Meanwhile, West Virginia was set to subsidize thoroughbred and greyhound racing purse funds by about $80 million this budget year.
It’s a questionable allocation of resources, especially when the racing industry has been criticized for its treatment of the dogs.
This could be the year the state cuts bait on dog racing.
By Dec. 31, the state Lottery Commission is expected to receive a study of the fiscal impact of state subsidies for greyhound racing, according to a Sunday Gazette-Mail story by Phil Kabler.
It will delve into issues like how subsidies of greyhound racing affect the state budget, how casinos would be affected if subsidies are withdrawn and, if the subsidies are eliminated, whether to compensate the greyhound owners.
The study was requested by the state Legislature’s current Finance Committee chairman — Roman Prezioso, D-Marion, on the Senate side and Brent Boggs, D-Braxton, on the House side.
There’s been talk of a decoupling bill — one that would allow the still-prosperous casinos to separate from their dog track obligations.
By the next legislative session, of course, Republicans will be running the Senate and the House.

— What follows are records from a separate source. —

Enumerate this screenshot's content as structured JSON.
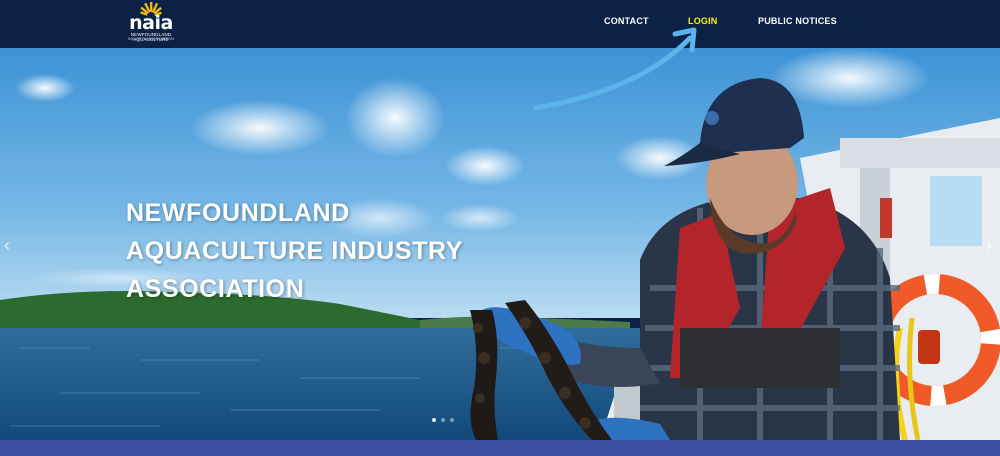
{
  "logo": {
    "word": "naia",
    "subtitle": "NEWFOUNDLAND AQUACULTURE",
    "subtitle2": "INDUSTRY ASSOCIATION"
  },
  "nav": {
    "items": [
      {
        "label": "CONTACT"
      },
      {
        "label": "LOGIN"
      },
      {
        "label": "PUBLIC NOTICES"
      }
    ]
  },
  "hero": {
    "title_lines": [
      "NEWFOUNDLAND",
      "AQUACULTURE INDUSTRY",
      "ASSOCIATION"
    ],
    "prev_arrow": "‹",
    "next_arrow": "›",
    "slide_count": 3,
    "active_slide": 1
  },
  "colors": {
    "nav_bg": "#0b2146",
    "login_text": "#fff200",
    "strip": "#3b4fa0",
    "annotation_arrow": "#5bb4ea"
  }
}
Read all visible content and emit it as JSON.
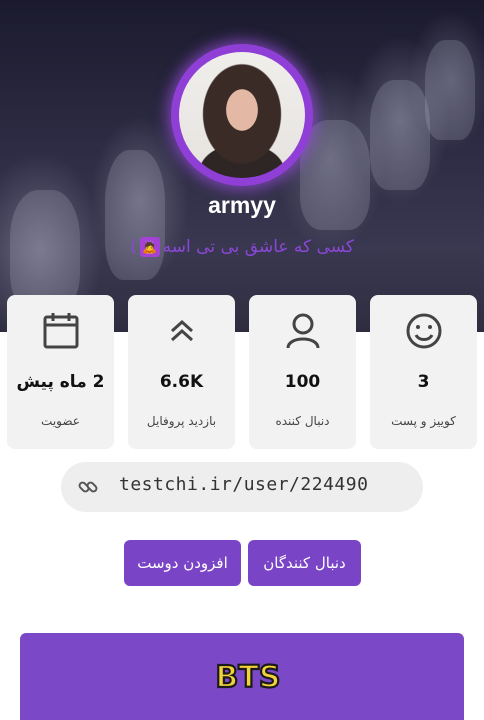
{
  "profile": {
    "username": "armyy",
    "bio_text": "کسی که عاشق بی تی اسه",
    "bio_emoji": "🙇",
    "bio_suffix": ")"
  },
  "stats": [
    {
      "value": "2 ماه پیش",
      "label": "عضویت",
      "icon": "calendar-icon"
    },
    {
      "value": "6.6K",
      "label": "بازدید پروفایل",
      "icon": "chevrons-up-icon"
    },
    {
      "value": "100",
      "label": "دنبال کننده",
      "icon": "user-icon"
    },
    {
      "value": "3",
      "label": "کوییز و پست",
      "icon": "smiley-icon"
    }
  ],
  "profile_link": {
    "text": "testchi.ir/user/224490",
    "icon": "link-icon"
  },
  "buttons": {
    "add_friend": "افزودن دوست",
    "followers": "دنبال کنندگان"
  },
  "banner": {
    "logo_text": "BTS",
    "color": "#7b49c7"
  },
  "colors": {
    "accent": "#7a44c6",
    "ring": "#8f3fd6",
    "bio": "#8a47d8"
  }
}
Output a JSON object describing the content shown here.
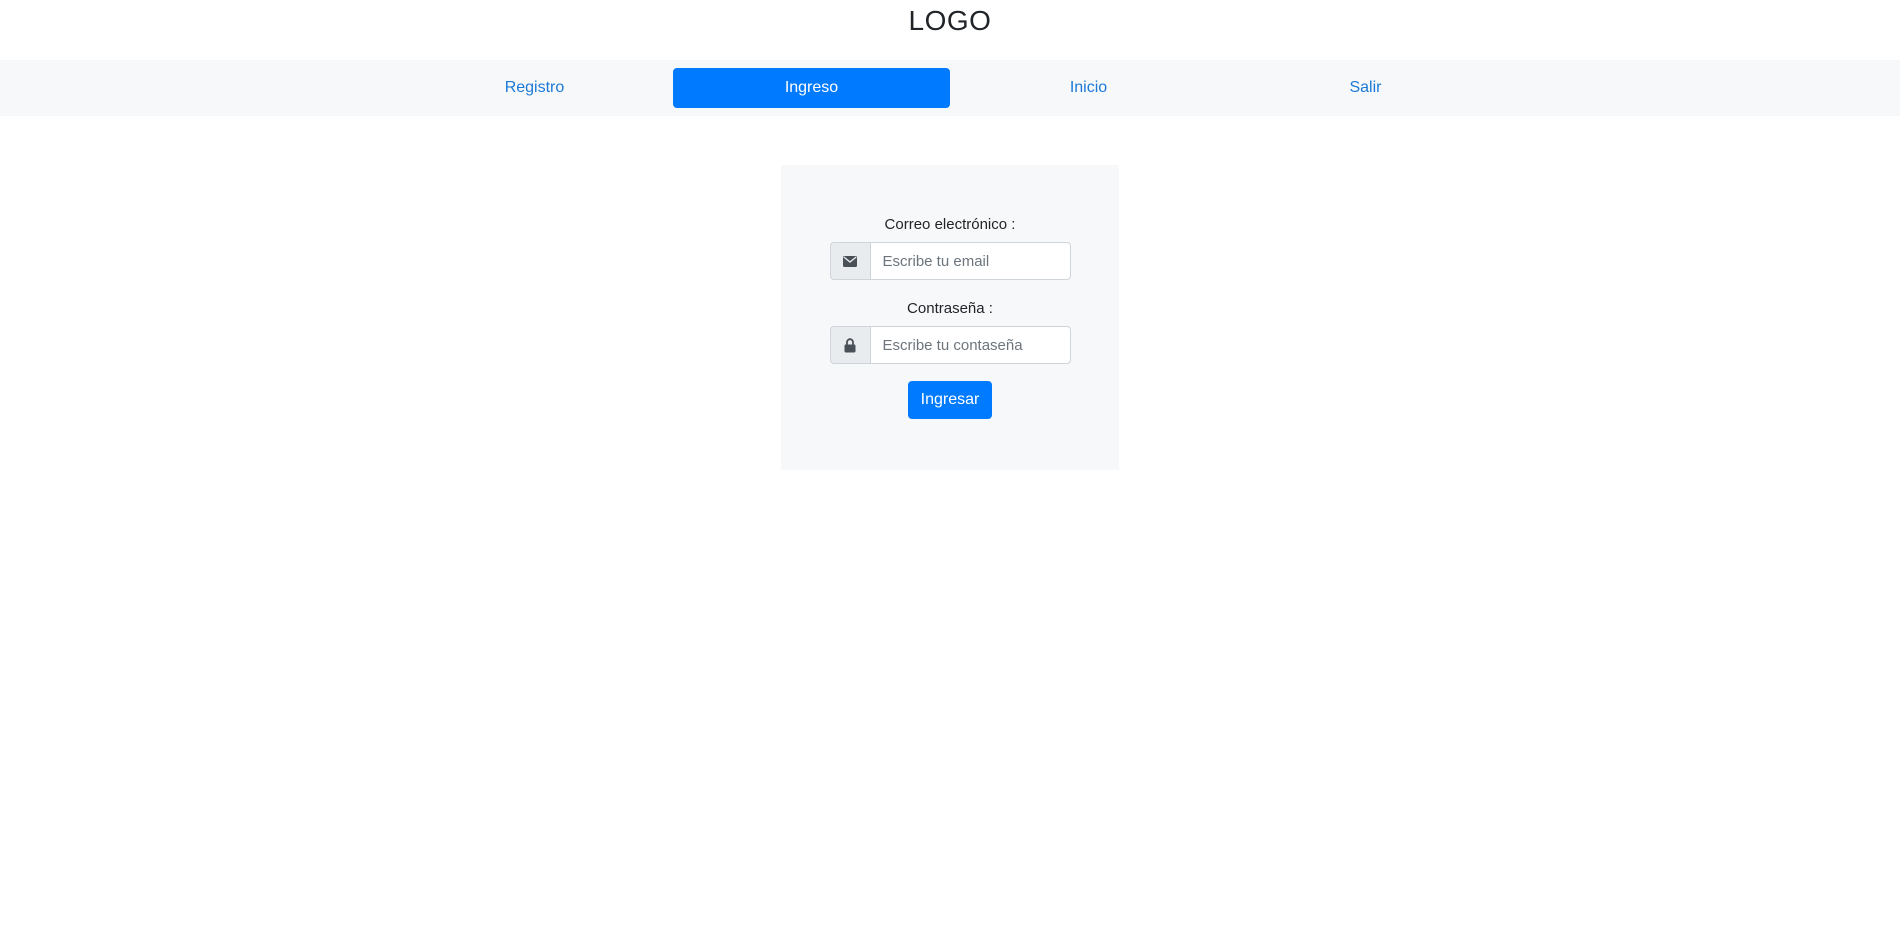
{
  "header": {
    "logo": "LOGO"
  },
  "nav": {
    "items": [
      {
        "label": "Registro"
      },
      {
        "label": "Ingreso",
        "active": true
      },
      {
        "label": "Inicio"
      },
      {
        "label": "Salir"
      }
    ]
  },
  "login": {
    "email_label": "Correo electrónico :",
    "email_placeholder": "Escribe tu email",
    "email_value": "",
    "email_icon": "envelope-icon",
    "password_label": "Contraseña :",
    "password_placeholder": "Escribe tu contaseña",
    "password_value": "",
    "password_icon": "lock-icon",
    "submit_label": "Ingresar"
  },
  "colors": {
    "primary": "#007bff",
    "link": "#1a79d8",
    "panel_bg": "#f7f8f9",
    "addon_bg": "#e9ecef",
    "text": "#212529"
  }
}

If greyhound racing can survive on its own at the state’s race tracks, so be it. But here’s hoping legislators cast a critical eye on greyhound racing subsidies as wasteful spending.